A Church Father’s Truth.
May 25th, 2009
Santa Cruz, California
Received by FAB
I am here, Ambrose.
I am glad you are seeing value in the orthodox Christian experience, as well as realizing its errors. For we church fathers did indeed care for truth, and we also cared about nurturing the soul. Religion abides in the heart, and I understood this.
Saint Ambrose (c. between 337 and 340 – 4 April 397) was a bishop of Milan who became one of the most influential ecclesiastical figures of the fourth century. He is counted as one of the four original doctors of the Church. Ambrose was the Governor of Aemilia-Liguria in northern Italy until 374 when he became the Bishop of Milan. He was a very popular political figure, and since he was the Governor in the effective capital in the Roman West, he was a recognizable figure in the court of the Emperor, then Valentinian I. Ambrose never married.
In the late 300s there was a deep conflict in the diocese of Milan between the Catholics and Arians. In 374 the bishop of Milan, Auxentius, an Arian, died, and the Arians challenged the succession. Ambrose went to the church where the election was to take place, to prevent an uproar, which was probable in this crisis. His address was interrupted by a call “Ambrose, bishop!”, which was taken up by the whole assembly.
Ambrose was known to be Catholic in belief, but also acceptable to Arians due to the charity shown in theological matters in this regard. At first he energetically refused the office, for which he was in no way prepared: Ambrose was neither baptized nor formally trained in theology. Upon his appointment, St. Ambrose fled to a colleague’s home to seek hiding. Upon receiving a letter from the Emperor praising the appropriateness of Rome appointing individuals evidently worthy of holy positions, St. Ambrose’s host gave Ambrose up. Within a week, Ambrose was baptized, ordained and duly installed as bishop of Milan.
As bishop, he immediately adopted an ascetic lifestyle, apportioned his money to the poor, donating all of his land, making only provision for his sister Marcellina (who later became a nun), and committed the care of his family to his brother.
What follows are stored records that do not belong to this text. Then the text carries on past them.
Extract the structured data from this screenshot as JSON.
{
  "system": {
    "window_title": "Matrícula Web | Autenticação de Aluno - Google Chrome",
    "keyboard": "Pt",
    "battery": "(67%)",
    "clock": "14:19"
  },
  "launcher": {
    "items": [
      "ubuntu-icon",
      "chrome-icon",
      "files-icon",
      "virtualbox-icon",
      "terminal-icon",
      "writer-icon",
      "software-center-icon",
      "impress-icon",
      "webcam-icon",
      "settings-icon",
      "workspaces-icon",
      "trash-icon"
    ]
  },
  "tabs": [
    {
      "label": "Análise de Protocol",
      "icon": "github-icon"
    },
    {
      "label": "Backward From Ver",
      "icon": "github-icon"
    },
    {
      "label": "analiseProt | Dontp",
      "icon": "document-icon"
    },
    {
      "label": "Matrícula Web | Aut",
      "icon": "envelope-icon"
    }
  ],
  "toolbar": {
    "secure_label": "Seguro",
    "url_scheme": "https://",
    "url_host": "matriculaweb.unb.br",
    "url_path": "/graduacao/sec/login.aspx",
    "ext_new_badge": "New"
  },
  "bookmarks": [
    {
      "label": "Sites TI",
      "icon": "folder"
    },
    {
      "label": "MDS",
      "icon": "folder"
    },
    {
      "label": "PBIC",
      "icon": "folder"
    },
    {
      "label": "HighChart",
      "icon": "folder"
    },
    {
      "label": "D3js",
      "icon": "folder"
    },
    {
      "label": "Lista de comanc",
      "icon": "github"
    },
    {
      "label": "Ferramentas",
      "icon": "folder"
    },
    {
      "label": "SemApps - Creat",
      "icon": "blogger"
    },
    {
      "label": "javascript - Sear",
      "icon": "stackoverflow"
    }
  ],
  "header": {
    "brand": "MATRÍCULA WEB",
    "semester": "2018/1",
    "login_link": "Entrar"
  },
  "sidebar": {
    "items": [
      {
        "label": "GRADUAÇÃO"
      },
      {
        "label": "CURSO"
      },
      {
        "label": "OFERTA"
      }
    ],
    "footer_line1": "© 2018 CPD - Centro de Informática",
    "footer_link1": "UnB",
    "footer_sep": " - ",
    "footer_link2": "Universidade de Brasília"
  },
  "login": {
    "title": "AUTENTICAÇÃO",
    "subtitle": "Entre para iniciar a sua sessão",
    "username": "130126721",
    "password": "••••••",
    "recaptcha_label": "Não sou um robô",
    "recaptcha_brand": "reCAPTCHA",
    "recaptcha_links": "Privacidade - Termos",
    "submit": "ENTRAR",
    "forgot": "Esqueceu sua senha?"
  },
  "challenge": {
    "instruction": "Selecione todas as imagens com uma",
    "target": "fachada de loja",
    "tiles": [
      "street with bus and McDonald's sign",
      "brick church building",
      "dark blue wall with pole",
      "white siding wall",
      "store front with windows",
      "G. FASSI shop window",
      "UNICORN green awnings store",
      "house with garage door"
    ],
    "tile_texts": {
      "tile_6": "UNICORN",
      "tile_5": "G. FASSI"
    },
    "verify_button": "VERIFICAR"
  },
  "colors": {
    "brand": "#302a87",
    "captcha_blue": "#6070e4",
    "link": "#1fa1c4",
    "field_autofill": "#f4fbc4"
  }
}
Ambrose also wrote a treatise by the name of “The Goodness Of Death”. (Source: Wikipedia)